The dash, carpet and door panels were all swapped from Al's previous Mk2, refreshing the cockpit. There was also a 16v steering wheel from Italvolanti sourced through TMTuning's German warehouse.
The exterior didn't undergo excessive work but was modeled on the classic GTI 16v. It consisted of European small bumpers, a 16v front valance, crystal-clear headlights and foglamps, plus Votex fender flares. Matt deleted the front banana lights and rear wiper to clean up the body.
To maintain the black and white theme, the lower half of the car (including the valances and fenders) was painted flat black, while the body (including engine bay and door sills) received a fresh coat of Alpine white.
Six years later, the GTI is a work of art. Near the end, Matt and Al were in a mad rush to prepare the car for the Southern Wörthersee show in Georgia. "The final product of 20-hour days for two weeks straight was worth it," Matt revealed.
MF Automotive has grown from its meager beginnings. Matt moved into a 15000sqft building and has nine employees. And for the last five years, nothing that doesn't wear a VW or Audi badge gets through the doors. "If it's not a Volkswagen or Audi, I don't touch it," he laughed.
1987 VW GTI
Owner: MF Automotive
Location: Knoxville, TN
Occupation: VW and Audi Specialist
Engine: 2.8 liter VR6 12v OBD2 from '98 Jetta with Techtonics software, 2.5" cat-back exhaust and Borla muffler, MF Automotive front and rear motor mounts, Samco Sport coolant hoses
Drivetrain: 02A five-speed manual with Autotech lightweight flywheel, Sachs clutch, Peloquin limited-slip differential, VF-Engineering tranny mount
Brakes: 11" Corrado front brakes, 8.9" rear disc conversion, stainless lines
Suspension: Koni coilovers, Autotech 28mm rear sway bar, polyurethane bushings
Wheels & Tires: 15x7" ATS Classic wheels on H&R wheel adapters with 195/45 R15 Toyo T1R tires

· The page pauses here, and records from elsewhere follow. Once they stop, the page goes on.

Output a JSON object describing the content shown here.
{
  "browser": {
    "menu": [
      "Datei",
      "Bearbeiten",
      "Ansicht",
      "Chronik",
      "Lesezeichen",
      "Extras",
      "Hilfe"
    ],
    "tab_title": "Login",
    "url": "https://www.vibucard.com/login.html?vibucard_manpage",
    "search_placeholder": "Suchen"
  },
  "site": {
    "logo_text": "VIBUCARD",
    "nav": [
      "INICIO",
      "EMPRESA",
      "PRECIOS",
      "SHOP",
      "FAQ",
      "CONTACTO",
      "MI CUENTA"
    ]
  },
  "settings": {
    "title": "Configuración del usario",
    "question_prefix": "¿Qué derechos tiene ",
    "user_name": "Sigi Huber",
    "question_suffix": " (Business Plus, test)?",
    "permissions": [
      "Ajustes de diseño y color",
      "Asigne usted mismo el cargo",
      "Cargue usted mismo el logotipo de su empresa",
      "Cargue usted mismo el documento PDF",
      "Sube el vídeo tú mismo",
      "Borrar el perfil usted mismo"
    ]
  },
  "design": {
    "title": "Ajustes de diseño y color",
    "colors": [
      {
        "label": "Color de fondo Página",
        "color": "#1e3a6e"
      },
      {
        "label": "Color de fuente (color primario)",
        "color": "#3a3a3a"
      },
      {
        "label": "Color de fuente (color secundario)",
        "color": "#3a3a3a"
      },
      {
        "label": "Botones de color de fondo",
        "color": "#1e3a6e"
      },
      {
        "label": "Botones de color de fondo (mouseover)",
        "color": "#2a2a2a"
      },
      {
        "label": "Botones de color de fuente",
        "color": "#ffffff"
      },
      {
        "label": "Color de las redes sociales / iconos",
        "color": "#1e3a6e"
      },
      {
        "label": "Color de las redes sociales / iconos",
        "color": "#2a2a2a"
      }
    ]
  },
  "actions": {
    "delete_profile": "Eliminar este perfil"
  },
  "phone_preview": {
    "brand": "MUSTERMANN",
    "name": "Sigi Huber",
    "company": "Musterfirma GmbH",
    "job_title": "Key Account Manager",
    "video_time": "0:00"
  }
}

Exterior: OE European small bumpers, 16v front valance and red-stripe grille, Hella Euro smoked tail lights, crystal crosshair head- and foglights, Alpine white respray, drip rails, shaved front banana lights and rear wiper, rockers, front valance and rear panel painted flat black, Votex big arches
Interior: Porsche Recaro GT3 seats and harnesses, Auto Power roll-bar, 16v Italvolanti four-spoke steering wheel, Mk2 leather shift knob, headliner upholstered in black tweed
Contact: www.mfauto.com, 865/523-7676
When Matt started MF Automotive, he drove to work in a '90 Jetta GLI. It was also his weekend track car but was forced to sell it to keep the business going. "I swore I'd never find another car as nice as that one," he explained.
As fate would have it, Matt's luck changed. "I got word that a car like my old one was sitting under a tree in the country," he told us. "It had been parked since '95 with 27k miles on it. It took me months to get it from the owner. I bugged the old guy for six months and finally got it."
The Jetta was bone stock with its original paint, Recaro interior and exhaust. Not wanting to overdo the unmolested GLI, he kept the modifications simple. He started by dialing in the stance with H&R coilovers, then fitting a set of 15x8" BBS RS 001 wheels with Schmidt lips and 195/45 Toyo T1R tires. A few other subtle additions included a Kamei front spoiler, smoked tail lights and turn signals, European rear plate tub and a 16v Italvolanti steering wheel.
"Back in the day, kids got these cars in high school," he said to us. "Most of them beat the shit out of them so very few of these cars made it."
With 35k miles on the Jetta, Matt is a proud owner of a flawless Mk2, just like the one he used to own. Except now he doesn't have the hard knock life. Instead, he has these awesome project cars to show and a successful shop that started from his tiny Knoxville garage.